Exercise prompt
From the records below, copy the lines that include "Iversen".

Provided data section start

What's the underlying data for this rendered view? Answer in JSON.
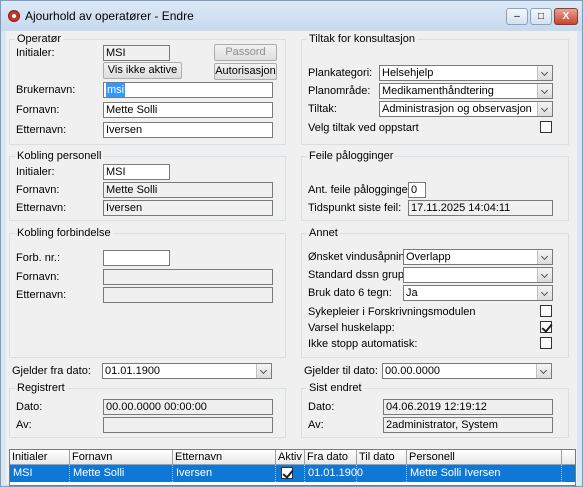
{
  "window": {
    "title": "Ajourhold av operatører - Endre",
    "minimize": "–",
    "maximize": "□",
    "close": "X"
  },
  "operator": {
    "title": "Operatør",
    "initials_label": "Initialer:",
    "initials": "MSI",
    "password_button": "Passord",
    "show_inactive_button": "Vis ikke aktive",
    "authorization_button": "Autorisasjon",
    "username_label": "Brukernavn:",
    "username": "msi",
    "firstname_label": "Fornavn:",
    "firstname": "Mette Solli",
    "lastname_label": "Etternavn:",
    "lastname": "Iversen"
  },
  "measures": {
    "title": "Tiltak for konsultasjon",
    "plan_category_label": "Plankategori:",
    "plan_category": "Helsehjelp",
    "plan_area_label": "Planområde:",
    "plan_area": "Medikamenthåndtering",
    "measure_label": "Tiltak:",
    "measure": "Administrasjon og observasjon",
    "startup_label": "Velg tiltak ved oppstart",
    "startup_checked": false
  },
  "person_link": {
    "title": "Kobling personell",
    "initials_label": "Initialer:",
    "initials": "MSI",
    "firstname_label": "Fornavn:",
    "firstname": "Mette Solli",
    "lastname_label": "Etternavn:",
    "lastname": "Iversen"
  },
  "failed_logins": {
    "title": "Feile pålogginger",
    "count_label": "Ant. feile pålogginger:",
    "count": "0",
    "last_time_label": "Tidspunkt siste feil:",
    "last_time": "17.11.2025 14:04:11"
  },
  "connection_link": {
    "title": "Kobling forbindelse",
    "forb_label": "Forb. nr.:",
    "forb": "",
    "firstname_label": "Fornavn:",
    "firstname": "",
    "lastname_label": "Etternavn:",
    "lastname": ""
  },
  "other": {
    "title": "Annet",
    "window_opening_label": "Ønsket vindusåpning:",
    "window_opening": "Overlapp",
    "standard_group_label": "Standard dssn gruppe:",
    "standard_group": "",
    "date6_label": "Bruk dato 6 tegn:",
    "date6": "Ja",
    "nurse_label": "Sykepleier i Forskrivningsmodulen",
    "nurse_checked": false,
    "reminder_label": "Varsel huskelapp:",
    "reminder_checked": true,
    "autostop_label": "Ikke stopp automatisk:",
    "autostop_checked": false
  },
  "validity": {
    "from_label": "Gjelder fra dato:",
    "from": "01.01.1900",
    "to_label": "Gjelder til dato:",
    "to": "00.00.0000"
  },
  "registered": {
    "title": "Registrert",
    "date_label": "Dato:",
    "date": "00.00.0000 00:00:00",
    "by_label": "Av:",
    "by": ""
  },
  "last_changed": {
    "title": "Sist endret",
    "date_label": "Dato:",
    "date": "04.06.2019 12:19:12",
    "by_label": "Av:",
    "by": "2administrator, System"
  },
  "table": {
    "columns": [
      "Initialer",
      "Fornavn",
      "Etternavn",
      "Aktiv",
      "Fra dato",
      "Til dato",
      "Personell"
    ],
    "rows": [
      {
        "initialer": "MSI",
        "fornavn": "Mette Solli",
        "etternavn": "Iversen",
        "aktiv": true,
        "fra": "01.01.1900",
        "til": "",
        "personell": "Mette Solli Iversen"
      }
    ]
  }
}
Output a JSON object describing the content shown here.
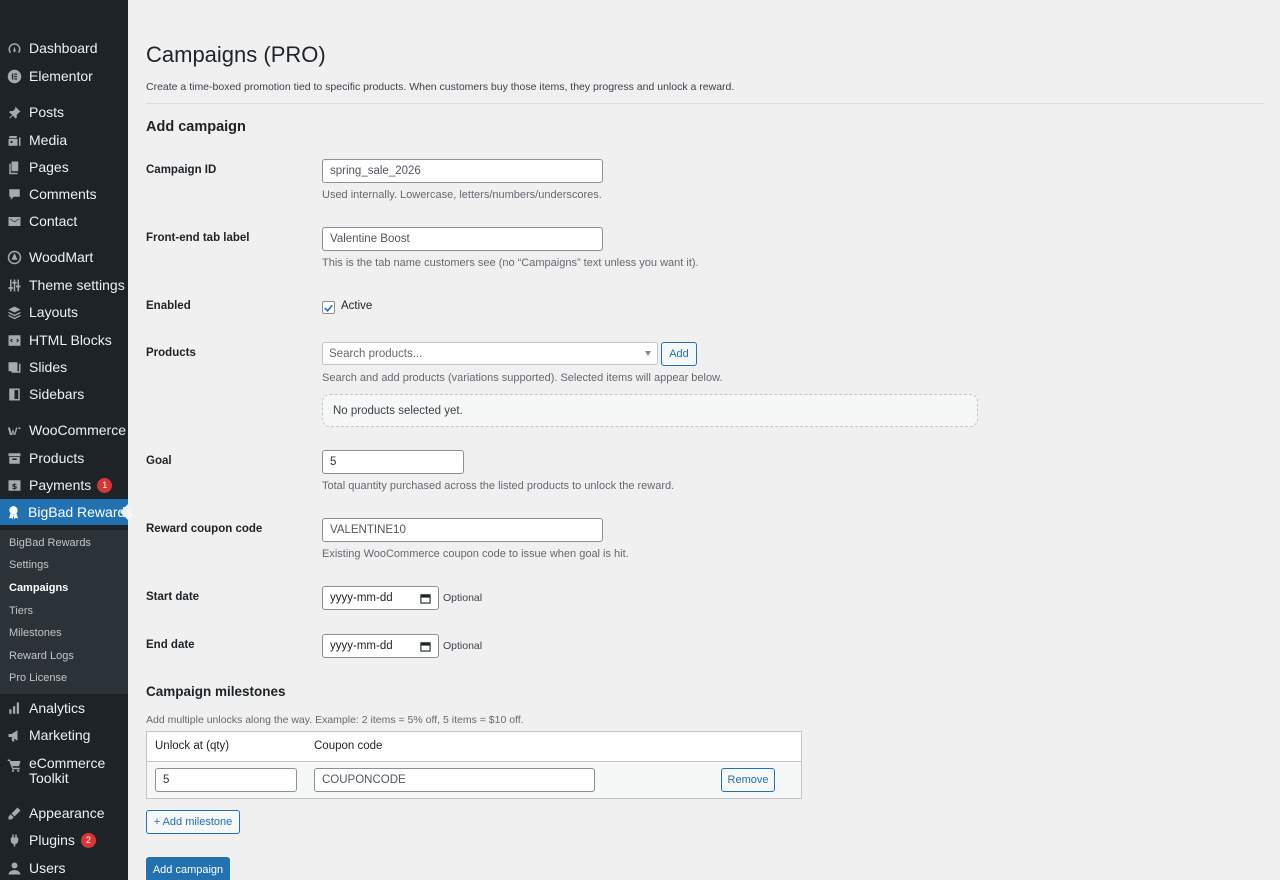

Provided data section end

Answer to the problem
    "lastname": "Iversen"
    "lastname": "Iversen"
        "etternavn": "Iversen",
        "personell": "Mette Solli Iversen"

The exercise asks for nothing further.